Entries from a dataset of interfaces
■ ■ ■ ■ ■

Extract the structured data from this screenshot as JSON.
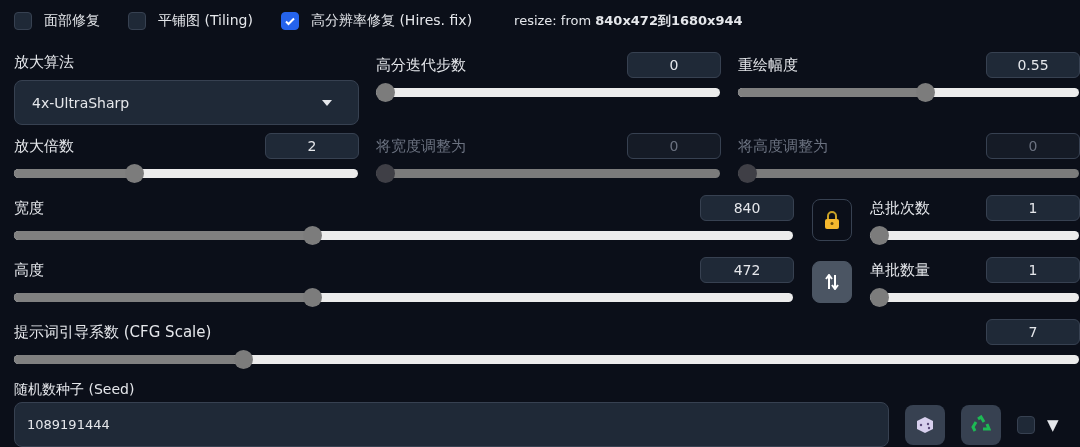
{
  "options": [
    {
      "label": "面部修复",
      "checked": false
    },
    {
      "label": "平铺图 (Tiling)",
      "checked": false
    },
    {
      "label": "高分辨率修复 (Hires. fix)",
      "checked": true
    }
  ],
  "resize_info": "resize: from **840x472到1680x944**",
  "upscaler": {
    "label": "放大算法",
    "value": "4x-UltraSharp"
  },
  "hires_fields": [
    {
      "label": "高分迭代步数",
      "value": "0",
      "level": 0,
      "disabled": false
    },
    {
      "label": "重绘幅度",
      "value": "0.55",
      "level": 0.55,
      "disabled": false
    },
    {
      "label": "放大倍数",
      "value": "2",
      "level": 0.34,
      "disabled": false
    },
    {
      "label": "将宽度调整为",
      "value": "0",
      "level": 0,
      "disabled": true
    },
    {
      "label": "将高度调整为",
      "value": "0",
      "level": 0,
      "disabled": true
    }
  ],
  "size_fields": [
    {
      "label": "宽度",
      "value": "840",
      "level": 0.38
    },
    {
      "label": "高度",
      "value": "472",
      "level": 0.38
    }
  ],
  "batch_fields": [
    {
      "label": "总批次数",
      "value": "1",
      "level": 0
    },
    {
      "label": "单批数量",
      "value": "1",
      "level": 0
    }
  ],
  "cfg": {
    "label": "提示词引导系数 (CFG Scale)",
    "value": "7",
    "level": 0.21
  },
  "seed": {
    "label": "随机数种子 (Seed)",
    "value": "1089191444",
    "extra_checked": false,
    "menu_glyph": "▼"
  }
}
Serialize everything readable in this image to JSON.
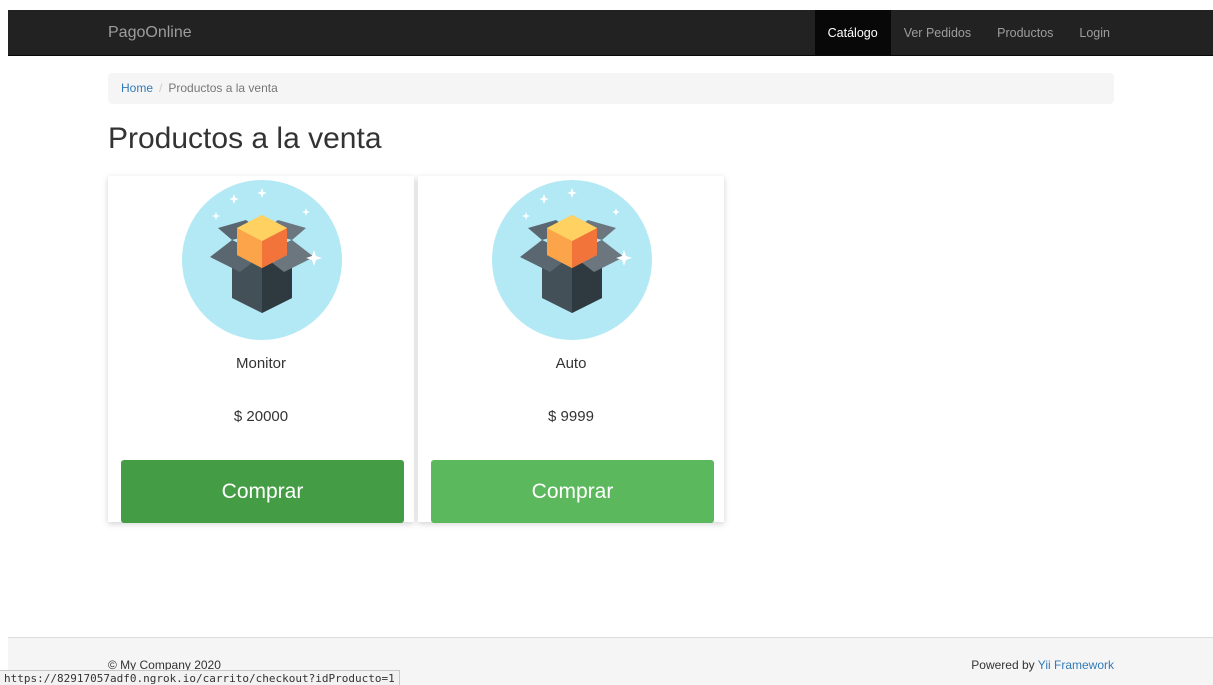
{
  "navbar": {
    "brand": "PagoOnline",
    "items": [
      {
        "label": "Catálogo",
        "active": true
      },
      {
        "label": "Ver Pedidos",
        "active": false
      },
      {
        "label": "Productos",
        "active": false
      },
      {
        "label": "Login",
        "active": false
      }
    ]
  },
  "breadcrumb": {
    "home": "Home",
    "separator": "/",
    "current": "Productos a la venta"
  },
  "page_title": "Productos a la venta",
  "products": [
    {
      "name": "Monitor",
      "price": "$ 20000",
      "button": "Comprar",
      "button_color": "#449d44",
      "image_icon": "open-box-icon"
    },
    {
      "name": "Auto",
      "price": "$ 9999",
      "button": "Comprar",
      "button_color": "#5cb85c",
      "image_icon": "open-box-icon"
    }
  ],
  "footer": {
    "copyright": "© My Company 2020",
    "powered_by": "Powered by",
    "framework": "Yii Framework"
  },
  "status_bar": {
    "url": "https://82917057adf0.ngrok.io/carrito/checkout?idProducto=1"
  },
  "colors": {
    "navbar_bg": "#222222",
    "link": "#337ab7",
    "button_hover": "#449d44",
    "button": "#5cb85c",
    "icon_circle": "#b3e9f5"
  }
}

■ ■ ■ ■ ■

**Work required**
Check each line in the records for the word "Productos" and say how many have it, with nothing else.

**Answer to the exercise**
3